● Your assignment: Which lines below include the string "feedback"? Please show each one.

————

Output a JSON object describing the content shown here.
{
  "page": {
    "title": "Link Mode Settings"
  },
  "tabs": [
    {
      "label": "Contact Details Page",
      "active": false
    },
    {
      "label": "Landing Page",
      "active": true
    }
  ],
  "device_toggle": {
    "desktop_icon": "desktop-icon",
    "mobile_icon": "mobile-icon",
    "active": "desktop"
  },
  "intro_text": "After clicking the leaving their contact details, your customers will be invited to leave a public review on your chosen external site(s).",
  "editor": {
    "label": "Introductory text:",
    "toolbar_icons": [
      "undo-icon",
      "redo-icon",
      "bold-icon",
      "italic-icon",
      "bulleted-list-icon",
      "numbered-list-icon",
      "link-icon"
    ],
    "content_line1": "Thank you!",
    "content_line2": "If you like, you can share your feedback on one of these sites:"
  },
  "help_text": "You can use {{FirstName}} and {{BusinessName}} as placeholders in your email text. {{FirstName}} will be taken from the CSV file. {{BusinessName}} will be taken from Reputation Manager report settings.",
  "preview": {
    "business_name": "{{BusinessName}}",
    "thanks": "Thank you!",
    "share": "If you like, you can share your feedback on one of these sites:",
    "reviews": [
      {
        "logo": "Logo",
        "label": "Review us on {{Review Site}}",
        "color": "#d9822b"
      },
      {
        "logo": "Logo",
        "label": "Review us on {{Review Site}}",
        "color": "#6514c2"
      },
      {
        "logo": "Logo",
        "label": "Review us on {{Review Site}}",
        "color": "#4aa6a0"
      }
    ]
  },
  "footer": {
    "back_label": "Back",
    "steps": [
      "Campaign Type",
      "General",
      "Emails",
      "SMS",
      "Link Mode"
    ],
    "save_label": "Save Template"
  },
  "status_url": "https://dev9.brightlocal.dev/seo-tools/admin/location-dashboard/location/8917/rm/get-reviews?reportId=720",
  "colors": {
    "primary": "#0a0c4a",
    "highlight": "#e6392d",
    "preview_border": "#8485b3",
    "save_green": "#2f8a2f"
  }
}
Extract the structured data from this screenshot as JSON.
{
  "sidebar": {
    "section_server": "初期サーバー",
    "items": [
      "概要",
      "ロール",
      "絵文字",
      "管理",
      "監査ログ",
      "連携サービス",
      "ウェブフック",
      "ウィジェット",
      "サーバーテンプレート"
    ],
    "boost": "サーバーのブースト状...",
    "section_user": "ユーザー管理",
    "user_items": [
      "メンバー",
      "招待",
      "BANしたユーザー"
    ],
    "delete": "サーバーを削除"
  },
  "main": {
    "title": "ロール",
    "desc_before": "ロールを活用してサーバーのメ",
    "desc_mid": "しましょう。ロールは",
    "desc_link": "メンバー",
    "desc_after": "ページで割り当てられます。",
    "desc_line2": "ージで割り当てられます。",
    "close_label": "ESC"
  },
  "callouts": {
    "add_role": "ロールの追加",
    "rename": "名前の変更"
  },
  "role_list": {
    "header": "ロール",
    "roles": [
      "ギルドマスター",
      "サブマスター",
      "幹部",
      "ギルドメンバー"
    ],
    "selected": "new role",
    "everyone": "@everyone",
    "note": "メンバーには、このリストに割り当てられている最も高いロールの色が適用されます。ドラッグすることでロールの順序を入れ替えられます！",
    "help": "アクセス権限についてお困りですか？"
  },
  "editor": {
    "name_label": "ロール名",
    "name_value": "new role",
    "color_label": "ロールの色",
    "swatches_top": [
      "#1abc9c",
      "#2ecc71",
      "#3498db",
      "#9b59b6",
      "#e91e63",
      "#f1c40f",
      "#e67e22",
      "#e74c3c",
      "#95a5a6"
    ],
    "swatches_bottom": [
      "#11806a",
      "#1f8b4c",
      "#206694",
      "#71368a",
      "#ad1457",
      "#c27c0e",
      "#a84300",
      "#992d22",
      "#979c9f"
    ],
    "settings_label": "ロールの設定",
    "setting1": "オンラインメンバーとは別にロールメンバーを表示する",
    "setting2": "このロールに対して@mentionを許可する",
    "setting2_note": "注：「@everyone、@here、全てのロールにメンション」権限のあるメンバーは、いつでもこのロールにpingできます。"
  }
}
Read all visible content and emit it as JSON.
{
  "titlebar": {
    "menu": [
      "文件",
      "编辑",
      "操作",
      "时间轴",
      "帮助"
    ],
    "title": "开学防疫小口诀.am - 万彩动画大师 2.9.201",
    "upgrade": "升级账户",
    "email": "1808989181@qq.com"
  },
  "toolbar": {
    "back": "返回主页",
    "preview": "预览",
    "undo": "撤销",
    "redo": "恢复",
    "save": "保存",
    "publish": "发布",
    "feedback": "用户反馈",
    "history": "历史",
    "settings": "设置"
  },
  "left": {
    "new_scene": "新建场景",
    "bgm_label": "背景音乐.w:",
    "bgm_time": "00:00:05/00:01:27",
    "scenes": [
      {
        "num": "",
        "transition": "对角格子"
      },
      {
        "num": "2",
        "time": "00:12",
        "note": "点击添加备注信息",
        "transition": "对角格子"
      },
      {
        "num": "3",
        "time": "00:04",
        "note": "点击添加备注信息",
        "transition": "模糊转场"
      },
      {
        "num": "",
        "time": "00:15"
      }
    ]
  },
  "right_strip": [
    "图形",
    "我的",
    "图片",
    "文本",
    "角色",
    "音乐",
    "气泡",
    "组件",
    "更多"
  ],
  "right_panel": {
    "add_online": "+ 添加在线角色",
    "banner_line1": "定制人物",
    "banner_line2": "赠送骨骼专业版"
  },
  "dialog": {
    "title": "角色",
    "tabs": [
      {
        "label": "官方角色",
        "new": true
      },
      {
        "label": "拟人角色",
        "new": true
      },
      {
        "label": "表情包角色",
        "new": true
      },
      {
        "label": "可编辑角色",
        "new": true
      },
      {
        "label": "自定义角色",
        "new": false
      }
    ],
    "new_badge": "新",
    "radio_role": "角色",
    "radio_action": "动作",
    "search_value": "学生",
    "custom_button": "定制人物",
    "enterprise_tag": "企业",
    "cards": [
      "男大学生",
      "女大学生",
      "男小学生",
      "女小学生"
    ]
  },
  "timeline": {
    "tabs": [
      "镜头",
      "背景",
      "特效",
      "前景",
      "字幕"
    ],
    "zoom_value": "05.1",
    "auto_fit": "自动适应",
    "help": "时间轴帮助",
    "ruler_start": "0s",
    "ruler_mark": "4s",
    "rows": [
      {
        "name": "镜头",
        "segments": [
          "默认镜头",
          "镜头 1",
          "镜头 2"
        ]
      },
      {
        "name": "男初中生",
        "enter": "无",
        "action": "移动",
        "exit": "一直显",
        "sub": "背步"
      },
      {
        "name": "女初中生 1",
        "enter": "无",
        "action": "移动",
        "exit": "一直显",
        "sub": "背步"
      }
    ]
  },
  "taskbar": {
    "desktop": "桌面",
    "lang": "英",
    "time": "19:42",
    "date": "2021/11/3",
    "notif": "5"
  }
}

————

● Answer below:
    "content_line2": "If you like, you can share your feedback on one of these sites:"
    "share": "If you like, you can share your feedback on one of these sites:",
    "feedback": "用户反馈",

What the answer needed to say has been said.